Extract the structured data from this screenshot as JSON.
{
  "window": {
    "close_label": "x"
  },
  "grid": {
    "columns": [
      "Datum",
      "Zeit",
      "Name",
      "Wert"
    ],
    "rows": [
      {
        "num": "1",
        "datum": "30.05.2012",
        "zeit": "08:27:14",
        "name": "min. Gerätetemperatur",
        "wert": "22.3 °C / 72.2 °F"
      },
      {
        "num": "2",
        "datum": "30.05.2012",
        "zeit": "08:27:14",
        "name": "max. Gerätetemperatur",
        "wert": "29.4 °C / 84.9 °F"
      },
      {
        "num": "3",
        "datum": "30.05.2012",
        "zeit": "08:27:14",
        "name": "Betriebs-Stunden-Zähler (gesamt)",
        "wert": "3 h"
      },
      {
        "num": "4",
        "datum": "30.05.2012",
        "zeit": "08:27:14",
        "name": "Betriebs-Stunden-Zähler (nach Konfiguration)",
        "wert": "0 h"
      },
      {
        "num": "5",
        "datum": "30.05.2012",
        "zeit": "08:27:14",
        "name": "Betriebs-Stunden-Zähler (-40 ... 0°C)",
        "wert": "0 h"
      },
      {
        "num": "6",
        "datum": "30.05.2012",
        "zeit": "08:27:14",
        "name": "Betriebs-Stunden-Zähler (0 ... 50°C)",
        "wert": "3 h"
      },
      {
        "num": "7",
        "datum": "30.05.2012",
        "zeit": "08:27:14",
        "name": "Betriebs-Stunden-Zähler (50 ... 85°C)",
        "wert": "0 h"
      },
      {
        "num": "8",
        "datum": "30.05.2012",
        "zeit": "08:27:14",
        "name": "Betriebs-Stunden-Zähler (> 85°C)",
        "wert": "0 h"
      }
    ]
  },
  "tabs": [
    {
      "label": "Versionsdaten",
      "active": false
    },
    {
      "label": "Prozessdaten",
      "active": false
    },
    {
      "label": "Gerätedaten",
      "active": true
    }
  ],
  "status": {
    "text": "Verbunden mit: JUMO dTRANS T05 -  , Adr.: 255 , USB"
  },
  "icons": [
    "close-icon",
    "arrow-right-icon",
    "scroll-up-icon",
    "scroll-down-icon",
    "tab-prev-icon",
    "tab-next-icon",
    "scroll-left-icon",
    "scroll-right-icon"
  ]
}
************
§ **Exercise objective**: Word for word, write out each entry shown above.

§ **Solution**:
Extract the structured data from this screenshot as JSON.
{
  "window": {
    "close_label": "x"
  },
  "grid": {
    "columns": [
      "Datum",
      "Zeit",
      "Name",
      "Wert"
    ],
    "rows": [
      {
        "num": "1",
        "datum": "30.05.2012",
        "zeit": "08:27:14",
        "name": "min. Gerätetemperatur",
        "wert": "22.3 °C / 72.2 °F"
      },
      {
        "num": "2",
        "datum": "30.05.2012",
        "zeit": "08:27:14",
        "name": "max. Gerätetemperatur",
        "wert": "29.4 °C / 84.9 °F"
      },
      {
        "num": "3",
        "datum": "30.05.2012",
        "zeit": "08:27:14",
        "name": "Betriebs-Stunden-Zähler (gesamt)",
        "wert": "3 h"
      },
      {
        "num": "4",
        "datum": "30.05.2012",
        "zeit": "08:27:14",
        "name": "Betriebs-Stunden-Zähler (nach Konfiguration)",
        "wert": "0 h"
      },
      {
        "num": "5",
        "datum": "30.05.2012",
        "zeit": "08:27:14",
        "name": "Betriebs-Stunden-Zähler (-40 ... 0°C)",
        "wert": "0 h"
      },
      {
        "num": "6",
        "datum": "30.05.2012",
        "zeit": "08:27:14",
        "name": "Betriebs-Stunden-Zähler (0 ... 50°C)",
        "wert": "3 h"
      },
      {
        "num": "7",
        "datum": "30.05.2012",
        "zeit": "08:27:14",
        "name": "Betriebs-Stunden-Zähler (50 ... 85°C)",
        "wert": "0 h"
      },
      {
        "num": "8",
        "datum": "30.05.2012",
        "zeit": "08:27:14",
        "name": "Betriebs-Stunden-Zähler (> 85°C)",
        "wert": "0 h"
      }
    ]
  },
  "tabs": [
    {
      "label": "Versionsdaten",
      "active": false
    },
    {
      "label": "Prozessdaten",
      "active": false
    },
    {
      "label": "Gerätedaten",
      "active": true
    }
  ],
  "status": {
    "text": "Verbunden mit: JUMO dTRANS T05 -  , Adr.: 255 , USB"
  },
  "icons": [
    "close-icon",
    "arrow-right-icon",
    "scroll-up-icon",
    "scroll-down-icon",
    "tab-prev-icon",
    "tab-next-icon",
    "scroll-left-icon",
    "scroll-right-icon"
  ]
}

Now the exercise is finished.